Welcome to Part 1 of this review of the Pluralsight course Practical TypeScript Migration by Steve Ognibene.
Steve has been doing professional web development since the year 2000, and specializes in SQL Server, C#, VB.NET and TypeScript.
He loves teaching and talking about all of the technology platforms he uses, and is an active contributor to open source projects.
Also in this series:
Part 3 – TypeScript Build and Test Pipeline
Part 4 – TypeScript Build and Test Pipeline
Practical TypeScript Migration
- Some understanding of Object Oriented or Strongly Typed languages: e.g. Steve won’t be explaining what an interface is
- Comfortable using the command line
This course does not discuss using TypeScript with Angular.
Steve says his aim is to advise us in a way that we enjoy the key benefits of TypeScript, while minimizing or avoiding the downsides.
Steve recommends using Atom with Basarat‘s atom-typescript plugin. I have recently switched to Atom and not regretted it. I have also found that Visual Studio Code is a good editor with very good support for TypeScript.
Steve also introduces TypeScript and many of its features here, such as the compilation “slider bar”, and the ability to disable type checking on a variable.
You’ve heard the sayings:
“If it sounds too good to be true, it probably is” and
“There ain’t no such thing as a free lunch”
So what are the costs of using TypeScript? Steve explains:
- Need for training
- Fighting with compiler
- Incorrect Type Definitions
- Compile Step
However a major benefit of TypeScript is it makes it easier to refactor.
At it’s best, TypeScript can free up our brains to focus on the hard design problems that we’re paid to be solve.
This course covers TypeScript 1.4.
TypeScript Fundamentals by Dan Wahlin and John Papa, which covers TypeScript 1.0
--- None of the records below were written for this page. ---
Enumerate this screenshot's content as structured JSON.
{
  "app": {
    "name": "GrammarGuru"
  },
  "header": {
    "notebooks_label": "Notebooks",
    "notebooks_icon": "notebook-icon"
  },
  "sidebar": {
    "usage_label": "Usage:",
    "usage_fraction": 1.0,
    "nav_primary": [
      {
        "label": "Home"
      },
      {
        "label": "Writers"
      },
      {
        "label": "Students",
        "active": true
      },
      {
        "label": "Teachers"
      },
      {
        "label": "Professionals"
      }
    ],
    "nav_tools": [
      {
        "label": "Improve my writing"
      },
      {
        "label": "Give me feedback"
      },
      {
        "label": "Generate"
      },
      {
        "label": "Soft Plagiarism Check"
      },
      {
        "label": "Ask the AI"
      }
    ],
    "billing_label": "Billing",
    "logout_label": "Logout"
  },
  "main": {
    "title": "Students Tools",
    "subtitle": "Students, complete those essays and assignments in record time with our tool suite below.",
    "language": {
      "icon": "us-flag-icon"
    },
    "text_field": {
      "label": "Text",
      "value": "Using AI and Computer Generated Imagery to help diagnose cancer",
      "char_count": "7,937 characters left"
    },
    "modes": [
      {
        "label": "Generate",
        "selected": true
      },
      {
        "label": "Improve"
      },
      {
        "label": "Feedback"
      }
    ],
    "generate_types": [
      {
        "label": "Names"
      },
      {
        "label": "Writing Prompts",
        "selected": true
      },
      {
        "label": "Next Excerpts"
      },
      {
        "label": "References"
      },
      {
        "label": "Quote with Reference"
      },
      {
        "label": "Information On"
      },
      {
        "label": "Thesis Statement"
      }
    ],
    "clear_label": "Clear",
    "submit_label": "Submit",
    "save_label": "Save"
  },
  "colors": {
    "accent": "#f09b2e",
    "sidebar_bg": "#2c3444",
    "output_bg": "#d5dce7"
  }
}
TypeScript In Depth by Brice Wilson, which covers TypeScript 1.5
Using ES6 with TypeScript by Steve Ognibene, which covers TypeScript 1.7.5